Let Me In (R)
Dread Central (DVD); Hammer Films; IMDb; Kindertrauma; Rotten Tomatoes; TV Tropes; Wikipedia
streaming sites: Amazon; Hulu; iTunes; Max; Vudu; YouTube
This is an American remake of a Swedish movie based on a Swedish book called "Let the Right One In." (Or rather, an American movie based on the same book as the Swedish movie, not actually a remake of the movie.) I've read the English translation of the book, which is also called Let Me In. I have not yet seen the Swedish movie, but I definitely want to, eventually (I read that the DVD that came out in America had a different, inferior translation from the one shown in theaters, so I'm waiting for them to put out new version on DVD). As for the American movie, I wanted to see it in the theater, but didn't get a chance. The main reason I wanted to see it is because one of the stars is Chloe Moretz.
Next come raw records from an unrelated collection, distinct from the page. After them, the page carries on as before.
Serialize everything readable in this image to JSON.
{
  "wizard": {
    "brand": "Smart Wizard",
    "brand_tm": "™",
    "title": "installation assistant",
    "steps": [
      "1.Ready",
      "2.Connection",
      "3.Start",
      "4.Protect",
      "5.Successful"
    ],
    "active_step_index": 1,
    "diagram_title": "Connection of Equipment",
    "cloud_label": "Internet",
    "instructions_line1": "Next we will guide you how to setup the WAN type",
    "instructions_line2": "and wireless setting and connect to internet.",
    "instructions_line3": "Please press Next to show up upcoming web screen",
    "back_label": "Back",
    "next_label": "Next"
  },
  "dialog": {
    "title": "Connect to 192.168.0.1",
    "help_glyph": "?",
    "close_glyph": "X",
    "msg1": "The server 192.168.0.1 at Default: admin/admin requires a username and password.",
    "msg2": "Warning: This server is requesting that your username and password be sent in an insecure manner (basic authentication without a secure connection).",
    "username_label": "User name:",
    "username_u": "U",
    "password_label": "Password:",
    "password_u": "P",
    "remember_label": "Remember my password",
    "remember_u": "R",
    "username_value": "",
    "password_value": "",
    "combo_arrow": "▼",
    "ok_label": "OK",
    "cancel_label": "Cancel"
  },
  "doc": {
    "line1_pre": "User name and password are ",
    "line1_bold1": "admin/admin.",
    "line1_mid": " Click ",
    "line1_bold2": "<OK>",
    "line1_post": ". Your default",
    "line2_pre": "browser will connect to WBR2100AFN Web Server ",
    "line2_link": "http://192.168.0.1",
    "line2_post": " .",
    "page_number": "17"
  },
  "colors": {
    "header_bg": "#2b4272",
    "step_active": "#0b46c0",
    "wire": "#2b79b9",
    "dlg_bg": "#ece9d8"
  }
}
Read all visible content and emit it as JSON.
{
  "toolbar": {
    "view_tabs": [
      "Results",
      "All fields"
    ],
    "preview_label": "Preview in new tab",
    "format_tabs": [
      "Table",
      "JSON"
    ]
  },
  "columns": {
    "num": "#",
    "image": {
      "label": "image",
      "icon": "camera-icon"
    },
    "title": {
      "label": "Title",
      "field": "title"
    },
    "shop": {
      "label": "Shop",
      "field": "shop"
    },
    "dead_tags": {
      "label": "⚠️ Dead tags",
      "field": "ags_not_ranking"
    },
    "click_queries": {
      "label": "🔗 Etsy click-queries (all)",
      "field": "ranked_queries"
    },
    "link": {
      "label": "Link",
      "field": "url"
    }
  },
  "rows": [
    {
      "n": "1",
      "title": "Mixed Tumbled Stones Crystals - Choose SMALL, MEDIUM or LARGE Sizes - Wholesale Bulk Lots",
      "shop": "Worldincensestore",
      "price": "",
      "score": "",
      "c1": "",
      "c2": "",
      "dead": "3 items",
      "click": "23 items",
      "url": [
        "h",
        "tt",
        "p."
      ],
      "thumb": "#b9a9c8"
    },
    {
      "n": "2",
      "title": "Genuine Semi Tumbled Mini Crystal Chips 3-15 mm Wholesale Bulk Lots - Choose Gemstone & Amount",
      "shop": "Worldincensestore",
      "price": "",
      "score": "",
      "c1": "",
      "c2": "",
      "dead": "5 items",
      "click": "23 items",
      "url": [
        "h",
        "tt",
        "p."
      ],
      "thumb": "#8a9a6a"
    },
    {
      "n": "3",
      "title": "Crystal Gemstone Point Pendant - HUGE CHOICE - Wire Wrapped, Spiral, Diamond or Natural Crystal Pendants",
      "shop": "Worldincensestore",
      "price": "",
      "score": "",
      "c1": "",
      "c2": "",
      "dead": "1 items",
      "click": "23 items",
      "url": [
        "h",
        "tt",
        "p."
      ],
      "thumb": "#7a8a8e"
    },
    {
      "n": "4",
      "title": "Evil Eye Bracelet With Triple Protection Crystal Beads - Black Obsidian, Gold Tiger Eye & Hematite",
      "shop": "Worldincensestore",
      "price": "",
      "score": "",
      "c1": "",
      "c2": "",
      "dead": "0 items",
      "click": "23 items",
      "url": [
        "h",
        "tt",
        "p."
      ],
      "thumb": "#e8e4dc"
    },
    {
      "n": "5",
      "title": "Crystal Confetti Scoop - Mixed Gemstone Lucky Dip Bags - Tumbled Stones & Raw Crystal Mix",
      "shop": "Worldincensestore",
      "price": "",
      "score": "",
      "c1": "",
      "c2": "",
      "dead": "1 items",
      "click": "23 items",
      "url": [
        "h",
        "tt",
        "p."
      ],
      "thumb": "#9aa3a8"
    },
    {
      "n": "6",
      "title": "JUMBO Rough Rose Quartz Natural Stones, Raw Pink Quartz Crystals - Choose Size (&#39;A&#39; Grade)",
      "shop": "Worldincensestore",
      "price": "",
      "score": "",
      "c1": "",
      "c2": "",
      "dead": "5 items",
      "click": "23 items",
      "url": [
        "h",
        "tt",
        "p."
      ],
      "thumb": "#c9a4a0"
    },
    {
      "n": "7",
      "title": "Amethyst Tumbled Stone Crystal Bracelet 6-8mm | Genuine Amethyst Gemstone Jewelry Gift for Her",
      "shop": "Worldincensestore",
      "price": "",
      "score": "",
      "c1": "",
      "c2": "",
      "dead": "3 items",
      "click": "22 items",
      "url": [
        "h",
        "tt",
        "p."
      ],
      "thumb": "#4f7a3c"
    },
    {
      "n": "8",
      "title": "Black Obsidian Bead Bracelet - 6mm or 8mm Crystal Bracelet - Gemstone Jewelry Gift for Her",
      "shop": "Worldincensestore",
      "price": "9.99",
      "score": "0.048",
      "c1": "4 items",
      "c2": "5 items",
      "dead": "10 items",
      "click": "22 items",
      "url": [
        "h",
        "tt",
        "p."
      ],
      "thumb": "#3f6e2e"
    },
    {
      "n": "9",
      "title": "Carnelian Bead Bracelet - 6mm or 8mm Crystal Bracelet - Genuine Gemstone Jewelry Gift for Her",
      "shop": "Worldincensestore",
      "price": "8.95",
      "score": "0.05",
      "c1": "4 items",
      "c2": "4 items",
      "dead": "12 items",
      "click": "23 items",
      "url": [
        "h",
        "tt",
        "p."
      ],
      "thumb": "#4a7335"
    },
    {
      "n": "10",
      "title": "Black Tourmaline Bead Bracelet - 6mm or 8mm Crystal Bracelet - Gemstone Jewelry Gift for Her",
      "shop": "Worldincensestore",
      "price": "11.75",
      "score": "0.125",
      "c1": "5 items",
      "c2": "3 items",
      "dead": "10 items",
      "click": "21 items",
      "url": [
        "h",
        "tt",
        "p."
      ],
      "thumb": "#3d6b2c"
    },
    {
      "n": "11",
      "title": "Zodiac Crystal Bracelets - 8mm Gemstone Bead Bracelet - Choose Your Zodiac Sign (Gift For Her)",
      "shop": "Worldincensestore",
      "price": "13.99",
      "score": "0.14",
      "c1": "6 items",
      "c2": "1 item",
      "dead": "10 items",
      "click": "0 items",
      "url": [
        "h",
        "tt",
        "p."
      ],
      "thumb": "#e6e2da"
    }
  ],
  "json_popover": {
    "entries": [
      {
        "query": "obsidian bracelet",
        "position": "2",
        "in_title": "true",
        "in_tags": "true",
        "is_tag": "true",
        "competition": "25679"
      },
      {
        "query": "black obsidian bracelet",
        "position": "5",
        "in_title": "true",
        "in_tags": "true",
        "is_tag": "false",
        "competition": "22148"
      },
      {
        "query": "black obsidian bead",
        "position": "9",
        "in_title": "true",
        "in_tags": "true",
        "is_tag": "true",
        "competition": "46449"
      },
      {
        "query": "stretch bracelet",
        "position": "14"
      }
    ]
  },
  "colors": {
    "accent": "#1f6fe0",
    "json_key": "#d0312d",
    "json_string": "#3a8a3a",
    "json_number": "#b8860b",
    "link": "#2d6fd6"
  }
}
Meanwhile, even before seeing this movie, I know there are some changes from the book. It's still set in the early 1980s ('83 instead of '81), but instead of Sweden it's set in Los Alamos, New Mexico. (I don't really know anything about the weather there, but I found it a bit hard to believe it could be so cold in March, that far south. Maybe I'm wrong.) Another change is the names of the main characters; Oskar is renamed Owen, and Eli is renamed Abby. Aside from that, I really had no idea what to expect. So... well, I know it's a cliché, but I definitely think the book was better than the movie. In fact, after watching this, I think I'll bump the book's grade up from the two and a half smileys I originally gave it, to three smileys. I also kind of want to rate this movie lower than I'm actually rating it (one and a half smileys instead of the two I gave it). But I definitely thought it was a good movie, and I feel like I might well have liked it more if I wasn't constantly comparing it with the book as I watched it. So I'm giving it the benefit of the doubt (and it may well deserve a higher grade than I'm giving it). Still, there was a lot more detail in the book, naturally enough, about the two main characters as well as secondary characters who were either not seen at all in the movie, or else seen in a relatively limited capacity. The major plot points concerning the main characters are mostly there, with a few notable exceptions, but there was a great deal left out about everyone else. There are, however, a few new details which were made up for the movie, which were fairly good.
Anyway, it begins with a scene in a hospital, which actually doesn't come until much later in the book, but then it flashes back two weeks, so we can see the events leading up to that point, which the movie eventually catches up to and goes beyond. But I'll try to give a slightly more chronological accounting. The story actually begins with a 12-year-old boy named Owen, whose parents are separated. Owen likes to imagine... well, that he's dangerous, basically. But in reality, he often gets picked on by bullies. Then one night, a 12-year-old girl named Abby moves into the apartment next to his, along with a middle-aged man who is presumably her father. When Owen first meets Abby, she says they can't be friends, but of course they do end up becoming friends. Meanwhile, there's a police detective investigating a series of murders, some of which were committed by Abby's "father," and some by Abby herself. It's not that long before viewers learn she's a vampire, though it takes longer before Owen finds out. Which of course gives him pause, regarding their friendship, but... it doesn't end. And there are also some vaguely romantic overtones to their friendship (hence my watching it on Valentine's Day, eh?). One of the main things I was wondering about the movie was whether it would include a certain revelation Eli eventually makes to Oskar in the book, but... I'm not going to tell you what that revelation was, or whether Abby ever made it to Owen. So as not to spoil you.
And I guess that's all I really want to say about the plot. I really do kind of wish I'd seen it before reading the book, but even as it stands, I can tell you it's a good movie.